• **What this task involves**
An identical copy of all the records is what the answer must contain.
--- Task material Enclosed Below ---
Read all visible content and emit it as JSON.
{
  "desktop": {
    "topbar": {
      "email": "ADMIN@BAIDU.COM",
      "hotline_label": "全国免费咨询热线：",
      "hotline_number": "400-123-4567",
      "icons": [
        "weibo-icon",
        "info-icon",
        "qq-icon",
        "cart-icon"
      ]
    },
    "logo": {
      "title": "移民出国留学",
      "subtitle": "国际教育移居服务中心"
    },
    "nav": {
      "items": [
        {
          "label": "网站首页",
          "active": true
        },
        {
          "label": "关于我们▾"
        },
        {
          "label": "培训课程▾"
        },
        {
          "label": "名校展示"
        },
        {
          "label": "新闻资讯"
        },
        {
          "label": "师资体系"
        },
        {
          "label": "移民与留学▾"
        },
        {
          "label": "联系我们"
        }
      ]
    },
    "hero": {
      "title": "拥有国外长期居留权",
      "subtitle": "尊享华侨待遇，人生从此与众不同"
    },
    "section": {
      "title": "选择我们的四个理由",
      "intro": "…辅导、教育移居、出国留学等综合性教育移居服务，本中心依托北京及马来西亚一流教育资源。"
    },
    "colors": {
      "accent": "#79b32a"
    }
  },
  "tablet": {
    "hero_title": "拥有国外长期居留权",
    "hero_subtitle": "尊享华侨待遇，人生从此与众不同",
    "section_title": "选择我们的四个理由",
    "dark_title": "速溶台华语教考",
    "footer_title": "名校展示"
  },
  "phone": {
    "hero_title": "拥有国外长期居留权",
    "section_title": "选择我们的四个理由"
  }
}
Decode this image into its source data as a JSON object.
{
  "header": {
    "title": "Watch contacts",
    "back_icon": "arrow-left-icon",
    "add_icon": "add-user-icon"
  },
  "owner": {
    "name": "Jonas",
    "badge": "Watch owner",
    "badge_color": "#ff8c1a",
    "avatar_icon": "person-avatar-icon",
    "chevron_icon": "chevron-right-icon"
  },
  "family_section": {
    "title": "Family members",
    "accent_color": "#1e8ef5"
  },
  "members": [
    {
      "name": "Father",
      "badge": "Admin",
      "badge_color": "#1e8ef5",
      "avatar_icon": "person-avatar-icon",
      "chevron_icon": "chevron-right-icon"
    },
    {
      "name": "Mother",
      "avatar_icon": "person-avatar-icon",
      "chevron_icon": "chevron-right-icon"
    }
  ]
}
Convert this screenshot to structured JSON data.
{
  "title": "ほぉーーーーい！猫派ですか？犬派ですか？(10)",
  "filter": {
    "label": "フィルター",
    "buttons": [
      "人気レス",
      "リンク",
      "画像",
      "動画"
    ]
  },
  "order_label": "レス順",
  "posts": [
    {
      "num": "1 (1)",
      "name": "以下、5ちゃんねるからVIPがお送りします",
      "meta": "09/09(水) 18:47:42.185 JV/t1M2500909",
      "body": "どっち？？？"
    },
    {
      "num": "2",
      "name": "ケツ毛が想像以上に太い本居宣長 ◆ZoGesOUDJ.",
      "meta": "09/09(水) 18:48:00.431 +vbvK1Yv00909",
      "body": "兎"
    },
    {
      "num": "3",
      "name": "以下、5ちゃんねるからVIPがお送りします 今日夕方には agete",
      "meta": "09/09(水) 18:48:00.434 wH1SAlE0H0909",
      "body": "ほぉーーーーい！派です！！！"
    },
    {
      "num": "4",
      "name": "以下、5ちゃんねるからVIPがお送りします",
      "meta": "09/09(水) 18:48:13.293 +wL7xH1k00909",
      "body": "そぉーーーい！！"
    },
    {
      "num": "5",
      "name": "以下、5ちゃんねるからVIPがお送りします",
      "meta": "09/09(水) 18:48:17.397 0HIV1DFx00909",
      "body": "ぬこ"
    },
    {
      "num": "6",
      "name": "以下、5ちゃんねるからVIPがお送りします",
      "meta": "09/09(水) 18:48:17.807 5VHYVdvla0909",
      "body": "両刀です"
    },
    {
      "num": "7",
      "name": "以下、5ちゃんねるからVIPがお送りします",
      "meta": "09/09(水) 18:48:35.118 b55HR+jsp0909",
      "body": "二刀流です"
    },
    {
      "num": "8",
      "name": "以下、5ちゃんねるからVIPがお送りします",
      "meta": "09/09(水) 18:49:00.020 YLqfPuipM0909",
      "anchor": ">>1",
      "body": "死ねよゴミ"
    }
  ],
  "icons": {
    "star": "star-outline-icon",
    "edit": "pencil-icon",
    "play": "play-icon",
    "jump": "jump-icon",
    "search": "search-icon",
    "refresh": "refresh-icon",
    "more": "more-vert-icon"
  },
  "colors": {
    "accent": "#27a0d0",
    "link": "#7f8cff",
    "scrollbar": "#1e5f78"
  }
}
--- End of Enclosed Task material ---
• **Expected answer**
Read all visible content and emit it as JSON.
{
  "desktop": {
    "topbar": {
      "email": "ADMIN@BAIDU.COM",
      "hotline_label": "全国免费咨询热线：",
      "hotline_number": "400-123-4567",
      "icons": [
        "weibo-icon",
        "info-icon",
        "qq-icon",
        "cart-icon"
      ]
    },
    "logo": {
      "title": "移民出国留学",
      "subtitle": "国际教育移居服务中心"
    },
    "nav": {
      "items": [
        {
          "label": "网站首页",
          "active": true
        },
        {
          "label": "关于我们▾"
        },
        {
          "label": "培训课程▾"
        },
        {
          "label": "名校展示"
        },
        {
          "label": "新闻资讯"
        },
        {
          "label": "师资体系"
        },
        {
          "label": "移民与留学▾"
        },
        {
          "label": "联系我们"
        }
      ]
    },
    "hero": {
      "title": "拥有国外长期居留权",
      "subtitle": "尊享华侨待遇，人生从此与众不同"
    },
    "section": {
      "title": "选择我们的四个理由",
      "intro": "…辅导、教育移居、出国留学等综合性教育移居服务，本中心依托北京及马来西亚一流教育资源。"
    },
    "colors": {
      "accent": "#79b32a"
    }
  },
  "tablet": {
    "hero_title": "拥有国外长期居留权",
    "hero_subtitle": "尊享华侨待遇，人生从此与众不同",
    "section_title": "选择我们的四个理由",
    "dark_title": "速溶台华语教考",
    "footer_title": "名校展示"
  },
  "phone": {
    "hero_title": "拥有国外长期居留权",
    "section_title": "选择我们的四个理由"
  }
}
Decode this image into its source data as a JSON object.
{
  "header": {
    "title": "Watch contacts",
    "back_icon": "arrow-left-icon",
    "add_icon": "add-user-icon"
  },
  "owner": {
    "name": "Jonas",
    "badge": "Watch owner",
    "badge_color": "#ff8c1a",
    "avatar_icon": "person-avatar-icon",
    "chevron_icon": "chevron-right-icon"
  },
  "family_section": {
    "title": "Family members",
    "accent_color": "#1e8ef5"
  },
  "members": [
    {
      "name": "Father",
      "badge": "Admin",
      "badge_color": "#1e8ef5",
      "avatar_icon": "person-avatar-icon",
      "chevron_icon": "chevron-right-icon"
    },
    {
      "name": "Mother",
      "avatar_icon": "person-avatar-icon",
      "chevron_icon": "chevron-right-icon"
    }
  ]
}
Convert this screenshot to structured JSON data.
{
  "title": "ほぉーーーーい！猫派ですか？犬派ですか？(10)",
  "filter": {
    "label": "フィルター",
    "buttons": [
      "人気レス",
      "リンク",
      "画像",
      "動画"
    ]
  },
  "order_label": "レス順",
  "posts": [
    {
      "num": "1 (1)",
      "name": "以下、5ちゃんねるからVIPがお送りします",
      "meta": "09/09(水) 18:47:42.185 JV/t1M2500909",
      "body": "どっち？？？"
    },
    {
      "num": "2",
      "name": "ケツ毛が想像以上に太い本居宣長 ◆ZoGesOUDJ.",
      "meta": "09/09(水) 18:48:00.431 +vbvK1Yv00909",
      "body": "兎"
    },
    {
      "num": "3",
      "name": "以下、5ちゃんねるからVIPがお送りします 今日夕方には agete",
      "meta": "09/09(水) 18:48:00.434 wH1SAlE0H0909",
      "body": "ほぉーーーーい！派です！！！"
    },
    {
      "num": "4",
      "name": "以下、5ちゃんねるからVIPがお送りします",
      "meta": "09/09(水) 18:48:13.293 +wL7xH1k00909",
      "body": "そぉーーーい！！"
    },
    {
      "num": "5",
      "name": "以下、5ちゃんねるからVIPがお送りします",
      "meta": "09/09(水) 18:48:17.397 0HIV1DFx00909",
      "body": "ぬこ"
    },
    {
      "num": "6",
      "name": "以下、5ちゃんねるからVIPがお送りします",
      "meta": "09/09(水) 18:48:17.807 5VHYVdvla0909",
      "body": "両刀です"
    },
    {
      "num": "7",
      "name": "以下、5ちゃんねるからVIPがお送りします",
      "meta": "09/09(水) 18:48:35.118 b55HR+jsp0909",
      "body": "二刀流です"
    },
    {
      "num": "8",
      "name": "以下、5ちゃんねるからVIPがお送りします",
      "meta": "09/09(水) 18:49:00.020 YLqfPuipM0909",
      "anchor": ">>1",
      "body": "死ねよゴミ"
    }
  ],
  "icons": {
    "star": "star-outline-icon",
    "edit": "pencil-icon",
    "play": "play-icon",
    "jump": "jump-icon",
    "search": "search-icon",
    "refresh": "refresh-icon",
    "more": "more-vert-icon"
  },
  "colors": {
    "accent": "#27a0d0",
    "link": "#7f8cff",
    "scrollbar": "#1e5f78"
  }
}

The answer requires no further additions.